▶ _EXERCISE REQUIREMENTS_: Exact reproduction of the following data is required.

▶ _Entries from a dataset of interfaces_:
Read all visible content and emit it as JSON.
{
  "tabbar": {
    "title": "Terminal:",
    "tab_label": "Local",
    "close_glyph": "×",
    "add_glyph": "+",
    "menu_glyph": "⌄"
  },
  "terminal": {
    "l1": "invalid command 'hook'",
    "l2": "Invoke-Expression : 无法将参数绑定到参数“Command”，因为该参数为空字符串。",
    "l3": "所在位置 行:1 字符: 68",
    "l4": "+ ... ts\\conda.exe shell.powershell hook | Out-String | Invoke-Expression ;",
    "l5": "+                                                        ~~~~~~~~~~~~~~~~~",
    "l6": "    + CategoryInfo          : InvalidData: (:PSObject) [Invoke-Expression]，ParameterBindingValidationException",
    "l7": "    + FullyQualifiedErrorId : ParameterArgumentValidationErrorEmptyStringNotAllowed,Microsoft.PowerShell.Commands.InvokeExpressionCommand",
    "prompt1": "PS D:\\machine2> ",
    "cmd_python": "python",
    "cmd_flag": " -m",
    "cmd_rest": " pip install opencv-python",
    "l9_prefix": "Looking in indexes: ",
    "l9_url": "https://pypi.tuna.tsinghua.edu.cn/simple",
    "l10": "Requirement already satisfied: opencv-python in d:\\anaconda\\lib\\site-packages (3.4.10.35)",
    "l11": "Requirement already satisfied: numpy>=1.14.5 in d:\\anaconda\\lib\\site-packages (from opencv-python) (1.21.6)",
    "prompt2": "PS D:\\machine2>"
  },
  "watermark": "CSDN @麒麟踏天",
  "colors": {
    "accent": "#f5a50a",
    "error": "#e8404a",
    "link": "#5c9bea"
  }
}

▶ _SOLUTION FOR THIS EXERCISE_:
Read all visible content and emit it as JSON.
{
  "tabbar": {
    "title": "Terminal:",
    "tab_label": "Local",
    "close_glyph": "×",
    "add_glyph": "+",
    "menu_glyph": "⌄"
  },
  "terminal": {
    "l1": "invalid command 'hook'",
    "l2": "Invoke-Expression : 无法将参数绑定到参数“Command”，因为该参数为空字符串。",
    "l3": "所在位置 行:1 字符: 68",
    "l4": "+ ... ts\\conda.exe shell.powershell hook | Out-String | Invoke-Expression ;",
    "l5": "+                                                        ~~~~~~~~~~~~~~~~~",
    "l6": "    + CategoryInfo          : InvalidData: (:PSObject) [Invoke-Expression]，ParameterBindingValidationException",
    "l7": "    + FullyQualifiedErrorId : ParameterArgumentValidationErrorEmptyStringNotAllowed,Microsoft.PowerShell.Commands.InvokeExpressionCommand",
    "prompt1": "PS D:\\machine2> ",
    "cmd_python": "python",
    "cmd_flag": " -m",
    "cmd_rest": " pip install opencv-python",
    "l9_prefix": "Looking in indexes: ",
    "l9_url": "https://pypi.tuna.tsinghua.edu.cn/simple",
    "l10": "Requirement already satisfied: opencv-python in d:\\anaconda\\lib\\site-packages (3.4.10.35)",
    "l11": "Requirement already satisfied: numpy>=1.14.5 in d:\\anaconda\\lib\\site-packages (from opencv-python) (1.21.6)",
    "prompt2": "PS D:\\machine2>"
  },
  "watermark": "CSDN @麒麟踏天",
  "colors": {
    "accent": "#f5a50a",
    "error": "#e8404a",
    "link": "#5c9bea"
  }
}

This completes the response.